Her baby had hydrocephalus and frontal bossing when I delivered the head, and turned out to have dwarfism when I delivered the rest of the baby. As Dr. Stephanie went to resuscitate the baby, I was left with a uterus that seemed to bleed with no stopping in sight. As the mother's heart rate climbed towards 140, Dr. Stephanie was instructing the nursing staff caring for the extremely sick baby. I'm very grateful that God gave me steady hands, even when very nervous or scared. I was able to finish the Csection while Dr. Stephanie helped intubate and ventilate the baby. (I am convinced this little one's heart had a significant defect, because the baby did not survive beyond 2 hours after delivery). My heart sank as I scrubbed my hands and left the OR.
These things tend to happen in 3's, and today was no exception. As soon as I returned to the ER the ER nurse showed me a baby that just arrived. She had been delivered at home 3 days prior when the mother was about 6 months into her pregnancy. The baby did not feed well and had only shallow breathing and a faint heartbeat. I felt compelled toward this child, having seen two pass away already. This baby is now in our warmer with oxygen, a feeding tube, IV fluids and sugar, antibiotics and respiratory medicines in an effort to stave off what increasingly seems inevitable around here.
One story that has been extremely important to me in the past has been the story of David's first child born by Bethsheba. Because of David's sin, the child became ill and David prayed and fasted for his recovery.
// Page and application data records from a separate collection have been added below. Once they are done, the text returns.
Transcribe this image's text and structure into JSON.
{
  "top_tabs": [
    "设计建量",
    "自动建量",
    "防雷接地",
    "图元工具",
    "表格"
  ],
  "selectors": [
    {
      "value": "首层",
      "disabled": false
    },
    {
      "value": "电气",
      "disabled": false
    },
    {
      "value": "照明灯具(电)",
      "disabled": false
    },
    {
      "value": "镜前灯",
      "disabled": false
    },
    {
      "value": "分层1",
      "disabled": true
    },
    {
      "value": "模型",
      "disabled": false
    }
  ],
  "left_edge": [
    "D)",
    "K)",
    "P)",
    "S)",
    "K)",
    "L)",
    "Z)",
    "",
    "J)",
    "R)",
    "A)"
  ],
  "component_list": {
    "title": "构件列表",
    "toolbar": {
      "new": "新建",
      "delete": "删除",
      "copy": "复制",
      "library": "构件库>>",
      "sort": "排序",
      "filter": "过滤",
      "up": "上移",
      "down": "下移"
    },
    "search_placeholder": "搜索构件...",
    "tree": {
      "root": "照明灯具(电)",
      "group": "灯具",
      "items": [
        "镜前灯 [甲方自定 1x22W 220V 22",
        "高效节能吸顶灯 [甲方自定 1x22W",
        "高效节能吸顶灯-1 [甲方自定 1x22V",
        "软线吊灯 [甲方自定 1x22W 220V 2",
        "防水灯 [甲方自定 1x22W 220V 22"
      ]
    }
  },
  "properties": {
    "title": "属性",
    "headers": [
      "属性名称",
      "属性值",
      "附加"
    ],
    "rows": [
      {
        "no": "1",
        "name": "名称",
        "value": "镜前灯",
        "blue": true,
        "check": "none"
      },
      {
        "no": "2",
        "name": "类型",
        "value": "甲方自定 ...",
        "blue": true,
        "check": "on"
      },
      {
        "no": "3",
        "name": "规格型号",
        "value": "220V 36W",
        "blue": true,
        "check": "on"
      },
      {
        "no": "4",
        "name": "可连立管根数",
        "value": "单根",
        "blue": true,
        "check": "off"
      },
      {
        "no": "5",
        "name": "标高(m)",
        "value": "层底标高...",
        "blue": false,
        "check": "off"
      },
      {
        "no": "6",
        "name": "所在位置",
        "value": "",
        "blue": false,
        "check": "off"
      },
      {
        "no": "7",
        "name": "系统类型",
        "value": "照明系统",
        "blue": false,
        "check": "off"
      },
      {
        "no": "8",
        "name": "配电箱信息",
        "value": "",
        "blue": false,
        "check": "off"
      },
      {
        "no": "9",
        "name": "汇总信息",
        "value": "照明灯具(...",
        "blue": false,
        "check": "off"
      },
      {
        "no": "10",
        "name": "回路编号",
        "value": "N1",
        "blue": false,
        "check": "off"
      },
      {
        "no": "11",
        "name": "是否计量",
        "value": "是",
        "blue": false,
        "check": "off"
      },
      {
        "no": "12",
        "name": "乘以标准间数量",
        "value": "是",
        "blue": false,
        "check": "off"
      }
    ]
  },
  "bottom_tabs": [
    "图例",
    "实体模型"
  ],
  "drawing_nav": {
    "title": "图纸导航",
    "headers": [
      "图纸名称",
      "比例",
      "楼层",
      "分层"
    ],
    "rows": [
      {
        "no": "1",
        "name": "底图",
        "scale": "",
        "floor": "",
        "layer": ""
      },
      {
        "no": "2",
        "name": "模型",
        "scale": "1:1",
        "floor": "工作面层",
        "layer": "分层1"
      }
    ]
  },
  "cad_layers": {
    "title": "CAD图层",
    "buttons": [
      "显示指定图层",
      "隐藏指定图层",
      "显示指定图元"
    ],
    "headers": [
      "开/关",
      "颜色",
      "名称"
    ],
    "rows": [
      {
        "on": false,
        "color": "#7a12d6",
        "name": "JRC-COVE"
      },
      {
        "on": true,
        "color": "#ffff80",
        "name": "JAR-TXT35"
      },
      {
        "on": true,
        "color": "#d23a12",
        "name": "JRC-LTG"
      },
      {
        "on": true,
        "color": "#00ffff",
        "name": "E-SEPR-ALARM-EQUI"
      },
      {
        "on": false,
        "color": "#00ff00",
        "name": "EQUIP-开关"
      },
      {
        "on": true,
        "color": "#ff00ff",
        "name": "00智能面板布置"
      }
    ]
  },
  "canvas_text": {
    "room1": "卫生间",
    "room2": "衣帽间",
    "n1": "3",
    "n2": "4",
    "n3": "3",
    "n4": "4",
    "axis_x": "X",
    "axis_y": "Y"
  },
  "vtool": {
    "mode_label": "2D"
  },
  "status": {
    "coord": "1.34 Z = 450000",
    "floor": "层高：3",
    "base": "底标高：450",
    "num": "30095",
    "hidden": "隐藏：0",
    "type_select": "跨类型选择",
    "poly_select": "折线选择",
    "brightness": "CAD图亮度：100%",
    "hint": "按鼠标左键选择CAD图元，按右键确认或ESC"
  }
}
When the child died, his servants were afraid that he would become despondent. Instead, David cleaned himself up, ate, and worshiped God. They asked him how he could do this and his reply has been an important life lesson for me as I take care of the sick and hurting:
"While the child was alive, I fasted and wept; for I said, 'Who can tell whether the Lord will be gracious to me, that the child may live?'" (2 Sam 12:22)
We often ask how God could be good, powerful and care for us in the face of suffering like this. I used to wonder that also - and theologically, I have my ideas. But when I see the grief of mothers who have lost their children, my theology seems less important. I find myself asking what David asked, "Who knows? Perhaps the Lord will be gracious." I've come to appreciate that I don't have to explain God's doings, the "why's" behind the things that happen in our world. I believe that He is good, and because of that I trust Him - in spite of my own failures at times in bringing healing to those He directs my way. Because of His goodness and that trust, I can have peace. That doesn't mean it is all taken lightly. Quite the contrary. My burden is to see the suffering without having to justify it, and to hope that I may yet, sometimes, be an instrument of His grace.